the Shenandoah; intrench another brigade at Strasburg; build and occupy blockhouses at the railway bridges; leave two regiments of cavalry at Winchester, and keep his front covered by constantly employed cavalry well advanced—the general object being to cover the line of the Potomac and Washington, and, he doubtless mentally added, protect the right of the army moving toward Fredericksburg.
Banks hastened to comply with these orders.
Shields' division was recalled from Strasburg, and on the 20th, Williams' division took up its line of march for Manassas.
Ashby, who kept up a constant skirmish with the Federal advance between Woodstock and Strasburg, routing its pickets and peering into its camps, reported to Jackson on the evening of March 21st, that the enemy had evacuated Strasburg and he was following them.

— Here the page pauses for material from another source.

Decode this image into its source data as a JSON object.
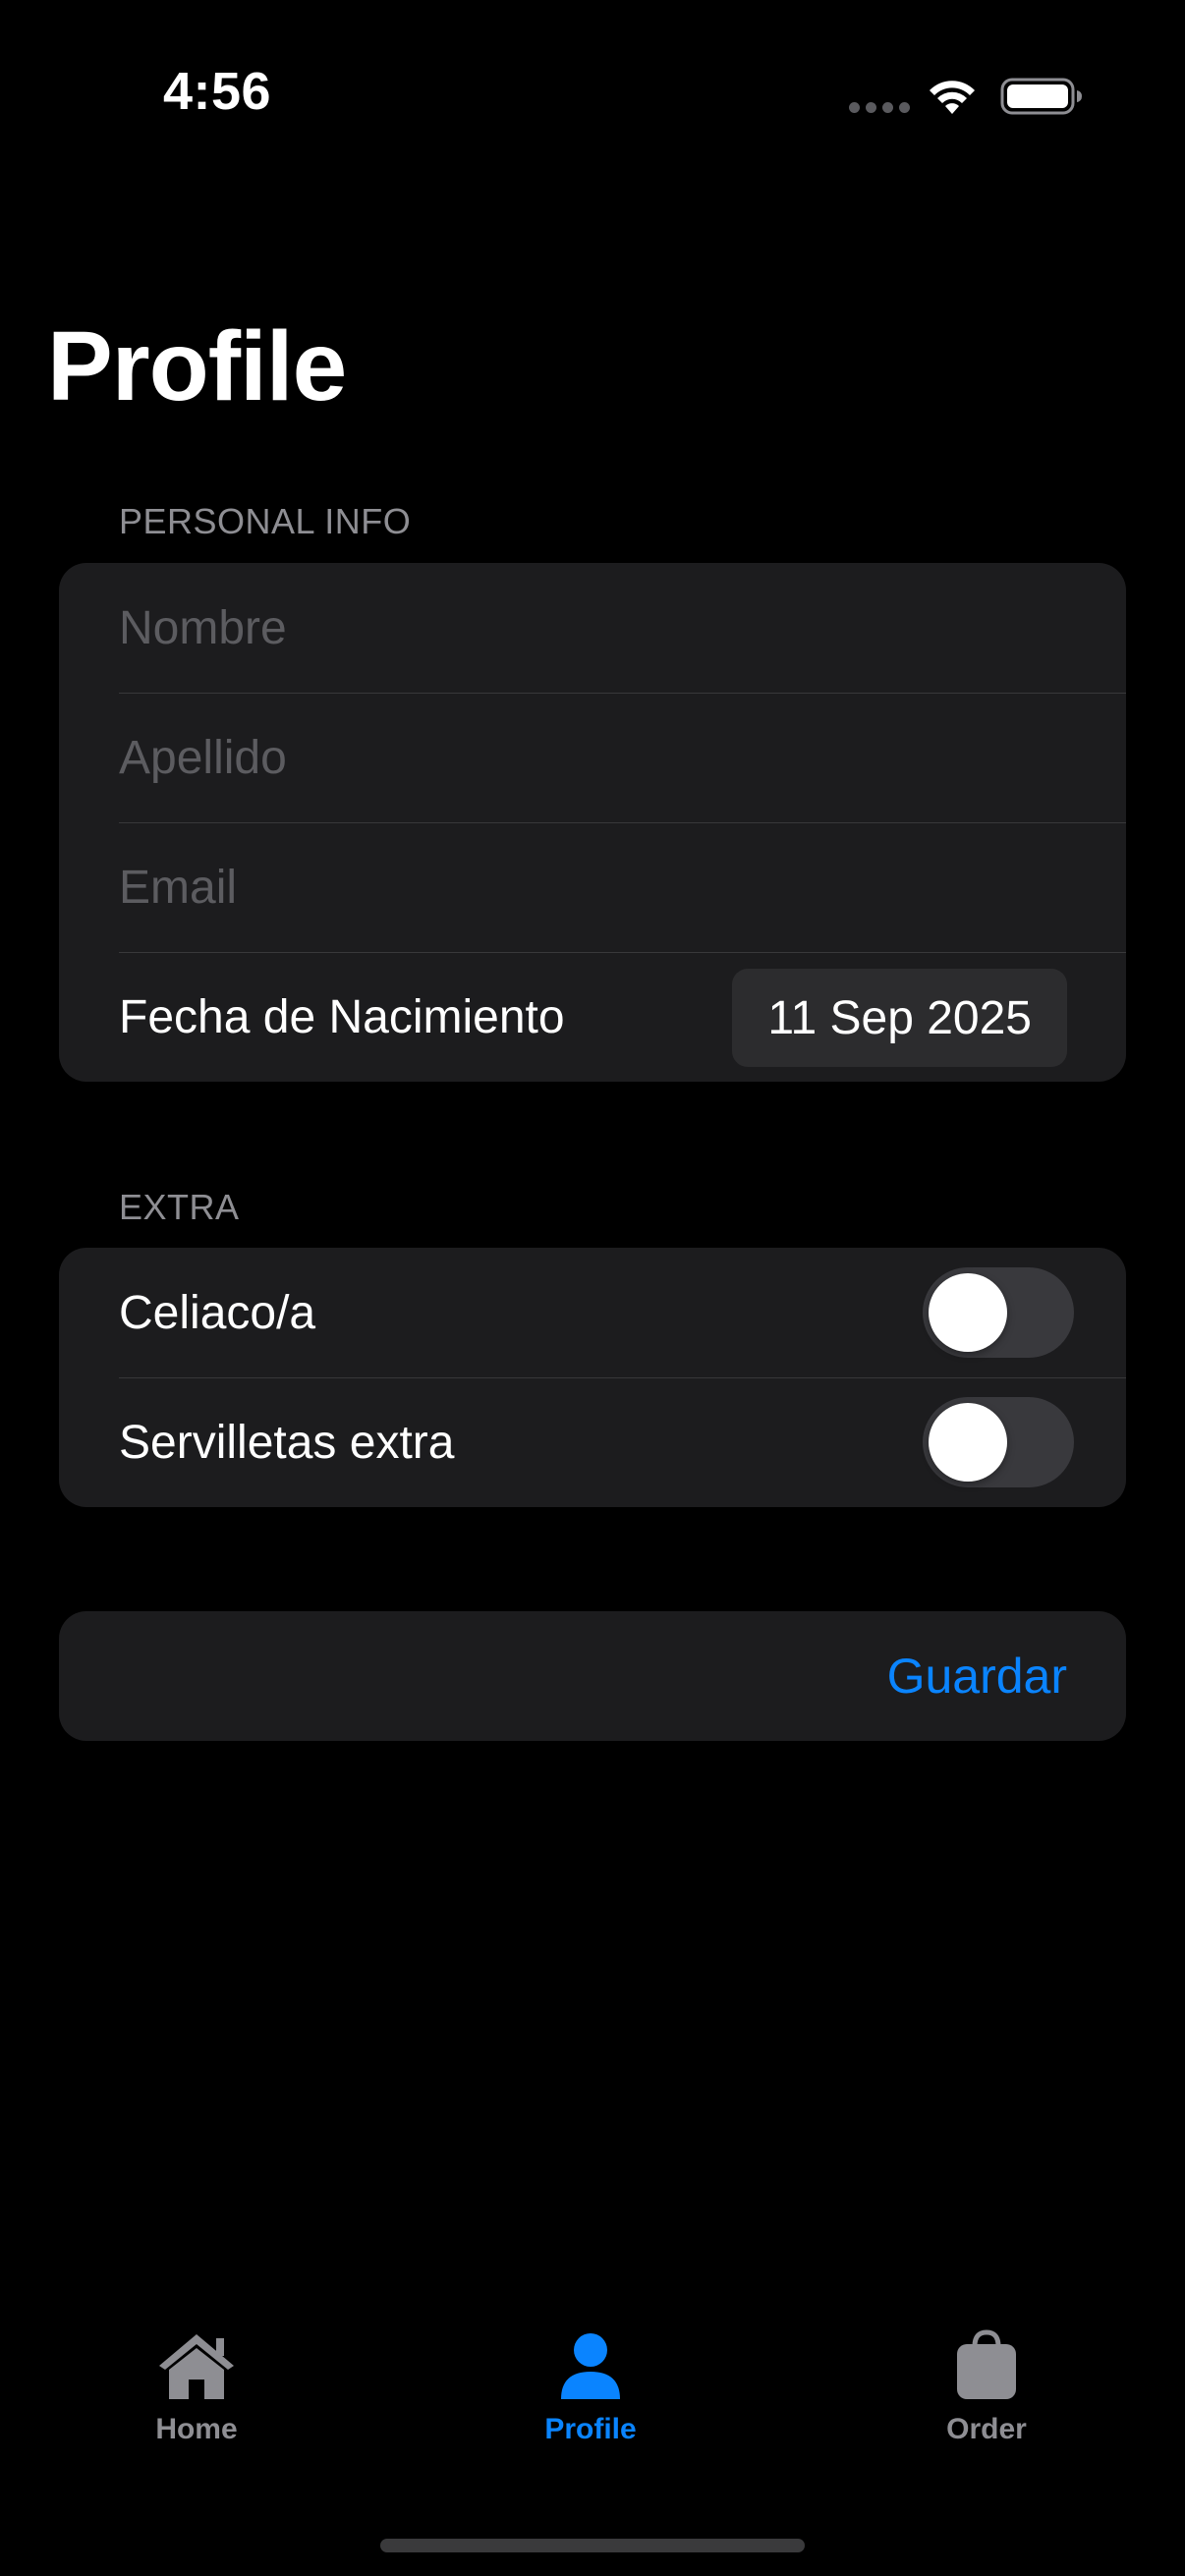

Jackson, having been instructed by Johnston to hold in the valley the enemy already there, followed after Ashby at dawn of the 22d, Fulkerson's brigade from Woodstock and G